The belt guides on the lap portion of the seat are generously sized and allow the belt to pass through easily. The edges of the RodiAP’s seat pan are curved up. This provides a little extra support for my child’s legs — she found this quite comfortable.
One key feature of backless boosters for us is portability. If my booster rider needs to hitch a ride after school, we send a backless booster with her. The RodiAP is lightweight enough that she could carry it around but the shape of the seat makes it a little less suited for this part of the job. For this purpose, she prefers a booster with more defined armrests — those are easier to carry around.
Fit to Child: Backless Mode
Statistically, children can be just as safe in a backless booster as they are in a high-back booster, provided that they sit properly for the entire ride and have a good belt fit.
In this case, the RodiAP places the lap portion across the top of my model’s thighs and the shoulder belt across the midpoint of her shoulder. As this seat does not come with a seat belt adjuster strap for use with the backless booster, the IIHS gave it a Check Fit rating.

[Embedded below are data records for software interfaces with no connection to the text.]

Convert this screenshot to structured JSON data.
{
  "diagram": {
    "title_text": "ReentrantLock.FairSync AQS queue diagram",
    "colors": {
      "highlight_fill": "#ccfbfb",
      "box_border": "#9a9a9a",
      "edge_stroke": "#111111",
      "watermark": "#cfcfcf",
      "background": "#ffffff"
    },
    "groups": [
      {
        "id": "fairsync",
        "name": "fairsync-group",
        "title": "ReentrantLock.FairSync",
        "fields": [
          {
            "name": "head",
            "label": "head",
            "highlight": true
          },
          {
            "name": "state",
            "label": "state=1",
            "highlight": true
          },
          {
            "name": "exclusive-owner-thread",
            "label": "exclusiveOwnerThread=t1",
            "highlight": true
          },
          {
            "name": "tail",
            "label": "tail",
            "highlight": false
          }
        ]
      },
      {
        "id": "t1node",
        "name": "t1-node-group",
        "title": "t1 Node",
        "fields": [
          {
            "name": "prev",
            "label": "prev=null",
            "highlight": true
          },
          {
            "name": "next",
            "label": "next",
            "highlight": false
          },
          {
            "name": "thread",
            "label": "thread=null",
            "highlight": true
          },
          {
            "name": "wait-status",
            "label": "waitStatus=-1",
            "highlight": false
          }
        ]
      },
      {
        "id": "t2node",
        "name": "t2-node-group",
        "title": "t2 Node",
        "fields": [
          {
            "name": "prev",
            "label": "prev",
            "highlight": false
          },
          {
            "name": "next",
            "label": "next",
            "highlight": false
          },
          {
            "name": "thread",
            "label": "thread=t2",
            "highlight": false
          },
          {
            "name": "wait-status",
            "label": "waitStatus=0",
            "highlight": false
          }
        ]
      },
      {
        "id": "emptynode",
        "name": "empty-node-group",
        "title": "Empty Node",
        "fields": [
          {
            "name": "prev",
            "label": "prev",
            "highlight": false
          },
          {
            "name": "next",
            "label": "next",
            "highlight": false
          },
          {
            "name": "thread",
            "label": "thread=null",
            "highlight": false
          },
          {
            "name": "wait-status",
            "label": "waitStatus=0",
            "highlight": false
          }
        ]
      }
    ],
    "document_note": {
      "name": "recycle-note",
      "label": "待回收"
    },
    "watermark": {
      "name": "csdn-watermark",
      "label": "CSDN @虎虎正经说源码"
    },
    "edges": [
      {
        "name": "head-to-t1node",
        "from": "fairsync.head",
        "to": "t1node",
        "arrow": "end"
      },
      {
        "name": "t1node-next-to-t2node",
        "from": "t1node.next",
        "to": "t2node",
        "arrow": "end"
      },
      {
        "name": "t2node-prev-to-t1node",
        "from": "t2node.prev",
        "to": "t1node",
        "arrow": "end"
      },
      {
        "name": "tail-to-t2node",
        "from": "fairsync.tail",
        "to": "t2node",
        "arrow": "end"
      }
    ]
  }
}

In high-back mode it was given a Best Bet.
While the belt fit is just fine for her in both backless and high-back mode, for this child, she tends to stay in the right position more consistently when she has a little extra support around her head and back.
Thoughts From A Booster Rider

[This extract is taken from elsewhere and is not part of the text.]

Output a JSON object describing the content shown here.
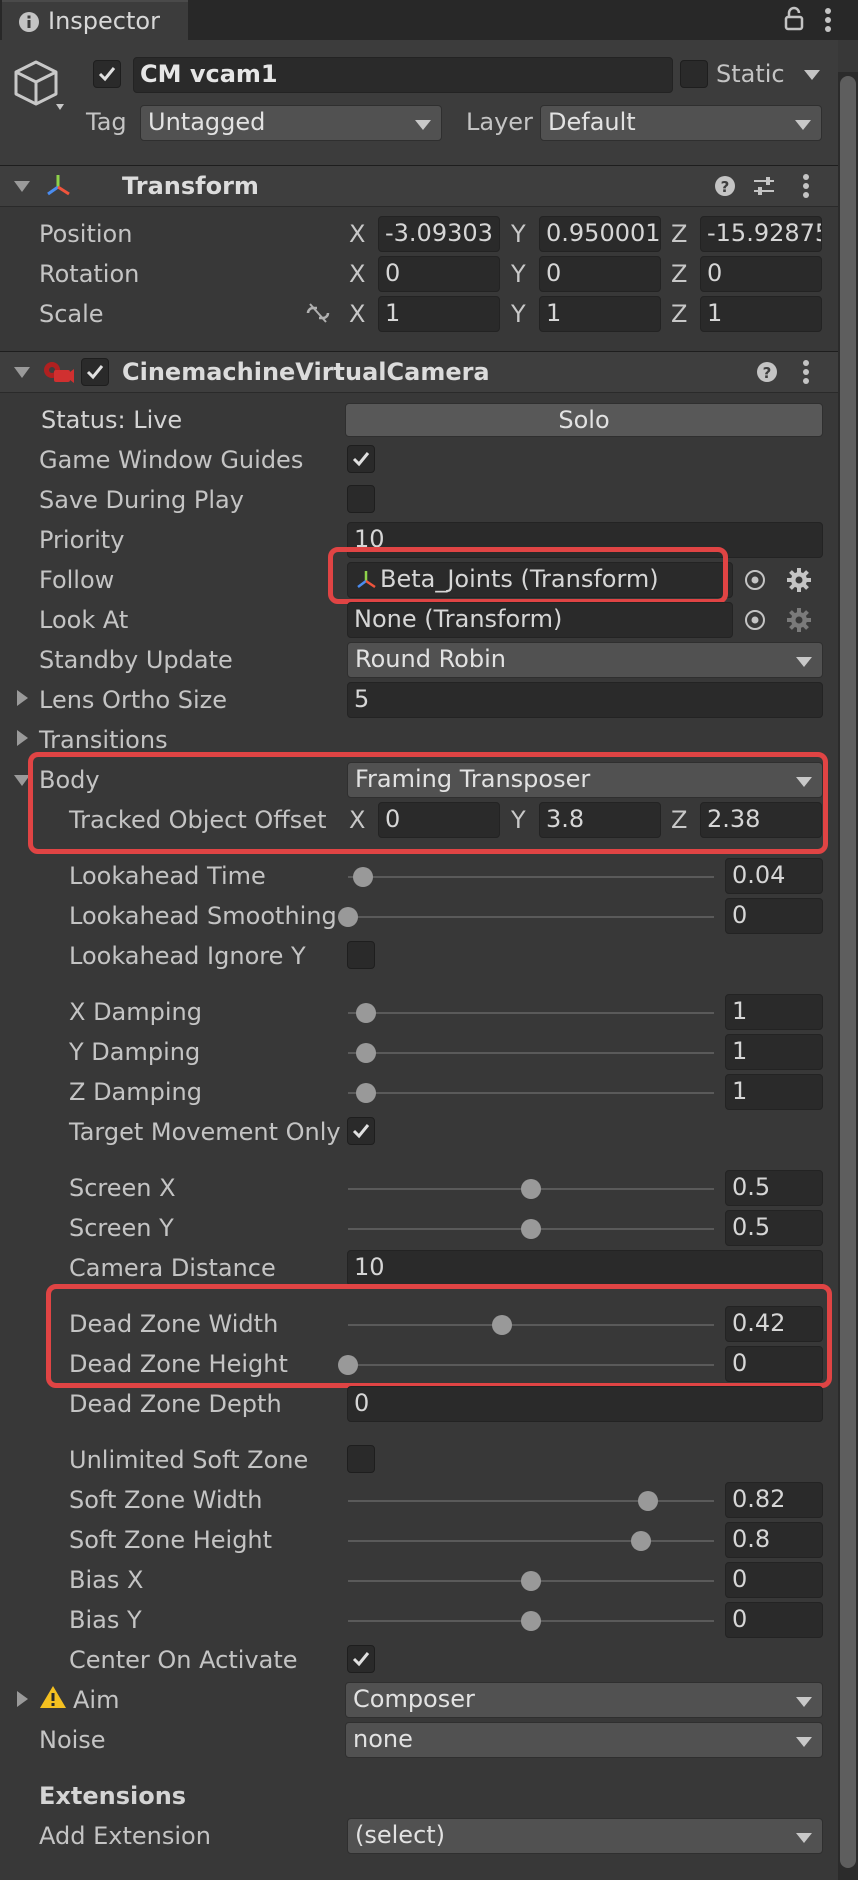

My child finds the RodiAP quite comfortable. In my Mazda 5’s second row, she struggled a bit to get it buckled. Since the RodiAP doesn’t have LATCH or ISOFIX connectors to keep it affixed to the seat, it slides around as she’s getting settled. She had to scoot the seat away from the buckle a bit in order to get herself secured. Once she was settled, she found the seat quite comfortable in both modes.
We’ve also tried the RodiAP in our other car, a 2014 Prius V. The backseat in that car is a bench seat with a slightly different seat belt geometry than I have in my Mazda 5. This setup made it easier for her to get buckled so from a convenience standpoint, the RodiAP works better in that car for us.
- High max shoulder height
- Hooks that connect the back to the bottom and small footprint make it easy to move between cars
- Cupholder is rather unwieldy
- Cover can only be hand washed
There are a few key features that make the RodiAP a big hit for my family. The high 21.5″ max shoulder height, the ingenious hooks keeping the seat together when I’m moving it around, and the solid belt fit in both high-back and backless modes. The main drawback is merely that it’s a little tough for my kiddo to carry around as a carpool booster and the cupholder didn’t really work for us. Given everything else that is good about this seat, I am pleased to say that the RodiAP is a winner!
Ready to buy a RodiAP for your booster rider? They’re available at Amazon.com. Maxi-Cosi was kind enough to provide the booster in this review and they’ve partnered with us to give one away to a lucky winner! Enter below for your chance to win!
*As always, our opinions are our own.*